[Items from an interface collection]

..........

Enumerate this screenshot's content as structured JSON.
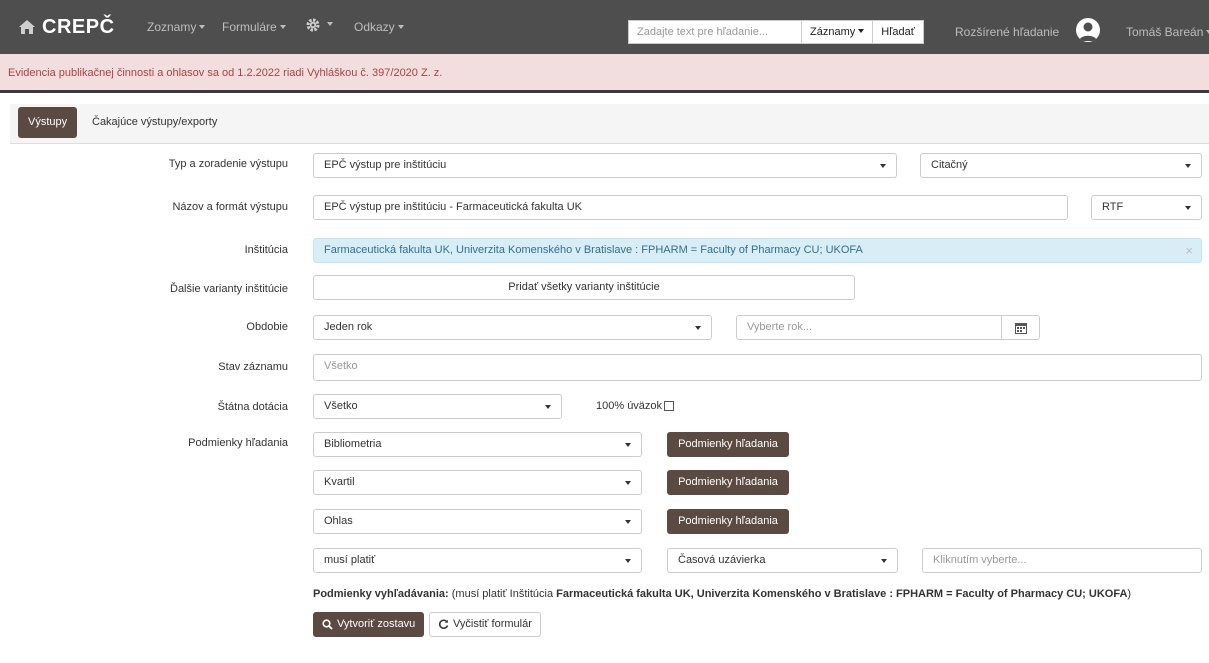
{
  "navbar": {
    "brand": "CREPČ",
    "menu": [
      "Zoznamy",
      "Formuláre",
      "Odkazy"
    ],
    "search_placeholder": "Zadajte text pre hľadanie...",
    "search_scope": "Záznamy",
    "search_button": "Hľadať",
    "advanced_search": "Rozšírené hľadanie",
    "user": "Tomáš Bareán"
  },
  "alert": {
    "text": "Evidencia publikačnej činnosti a ohlasov sa od 1.2.2022 riadi Vyhláškou č. 397/2020 Z. z."
  },
  "tabs": [
    "Výstupy",
    "Čakajúce výstupy/exporty"
  ],
  "form": {
    "type_label": "Typ a zoradenie výstupu",
    "type_value": "EPČ výstup pre inštitúciu",
    "order_value": "Citačný",
    "name_label": "Názov a formát výstupu",
    "name_value": "EPČ výstup pre inštitúciu - Farmaceutická fakulta UK",
    "format_value": "RTF",
    "institution_label": "Inštitúcia",
    "institution_value": "Farmaceutická fakulta UK, Univerzita Komenského v Bratislave : FPHARM = Faculty of Pharmacy CU; UKOFA",
    "variants_label": "Ďalšie varianty inštitúcie",
    "variants_button": "Pridať všetky varianty inštitúcie",
    "period_label": "Obdobie",
    "period_value": "Jeden rok",
    "year_placeholder": "Vyberte rok...",
    "status_label": "Stav záznamu",
    "status_value": "Všetko",
    "grant_label": "Štátna dotácia",
    "grant_value": "Všetko",
    "workload_label": "100% úväzok",
    "conditions_label": "Podmienky hľadania",
    "conditions": [
      {
        "value": "Bibliometria",
        "button": "Podmienky hľadania"
      },
      {
        "value": "Kvartil",
        "button": "Podmienky hľadania"
      },
      {
        "value": "Ohlas",
        "button": "Podmienky hľadania"
      }
    ],
    "must_value": "musí platiť",
    "closing_value": "Časová uzávierka",
    "closing_placeholder": "Kliknutím vyberte...",
    "summary_label": "Podmienky vyhľadávania:",
    "summary_prefix": "(musí platiť Inštitúcia",
    "summary_value": "Farmaceutická fakulta UK, Univerzita Komenského v Bratislave : FPHARM = Faculty of Pharmacy CU; UKOFA",
    "summary_suffix": ")",
    "create_button": "Vytvoriť zostavu",
    "clear_button": "Vyčistiť formulár"
  },
  "colors": {
    "navbar": "#4e4e4e",
    "accent": "#5b4a42",
    "alert_bg": "#f2dede",
    "alert_text": "#a94442",
    "info_bg": "#d9edf7"
  }
}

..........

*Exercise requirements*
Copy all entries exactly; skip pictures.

*Answer section*
Enumerate this screenshot's content as structured JSON.
{
  "navbar": {
    "brand": "CREPČ",
    "menu": [
      "Zoznamy",
      "Formuláre",
      "Odkazy"
    ],
    "search_placeholder": "Zadajte text pre hľadanie...",
    "search_scope": "Záznamy",
    "search_button": "Hľadať",
    "advanced_search": "Rozšírené hľadanie",
    "user": "Tomáš Bareán"
  },
  "alert": {
    "text": "Evidencia publikačnej činnosti a ohlasov sa od 1.2.2022 riadi Vyhláškou č. 397/2020 Z. z."
  },
  "tabs": [
    "Výstupy",
    "Čakajúce výstupy/exporty"
  ],
  "form": {
    "type_label": "Typ a zoradenie výstupu",
    "type_value": "EPČ výstup pre inštitúciu",
    "order_value": "Citačný",
    "name_label": "Názov a formát výstupu",
    "name_value": "EPČ výstup pre inštitúciu - Farmaceutická fakulta UK",
    "format_value": "RTF",
    "institution_label": "Inštitúcia",
    "institution_value": "Farmaceutická fakulta UK, Univerzita Komenského v Bratislave : FPHARM = Faculty of Pharmacy CU; UKOFA",
    "variants_label": "Ďalšie varianty inštitúcie",
    "variants_button": "Pridať všetky varianty inštitúcie",
    "period_label": "Obdobie",
    "period_value": "Jeden rok",
    "year_placeholder": "Vyberte rok...",
    "status_label": "Stav záznamu",
    "status_value": "Všetko",
    "grant_label": "Štátna dotácia",
    "grant_value": "Všetko",
    "workload_label": "100% úväzok",
    "conditions_label": "Podmienky hľadania",
    "conditions": [
      {
        "value": "Bibliometria",
        "button": "Podmienky hľadania"
      },
      {
        "value": "Kvartil",
        "button": "Podmienky hľadania"
      },
      {
        "value": "Ohlas",
        "button": "Podmienky hľadania"
      }
    ],
    "must_value": "musí platiť",
    "closing_value": "Časová uzávierka",
    "closing_placeholder": "Kliknutím vyberte...",
    "summary_label": "Podmienky vyhľadávania:",
    "summary_prefix": "(musí platiť Inštitúcia",
    "summary_value": "Farmaceutická fakulta UK, Univerzita Komenského v Bratislave : FPHARM = Faculty of Pharmacy CU; UKOFA",
    "summary_suffix": ")",
    "create_button": "Vytvoriť zostavu",
    "clear_button": "Vyčistiť formulár"
  },
  "colors": {
    "navbar": "#4e4e4e",
    "accent": "#5b4a42",
    "alert_bg": "#f2dede",
    "alert_text": "#a94442",
    "info_bg": "#d9edf7"
  }
}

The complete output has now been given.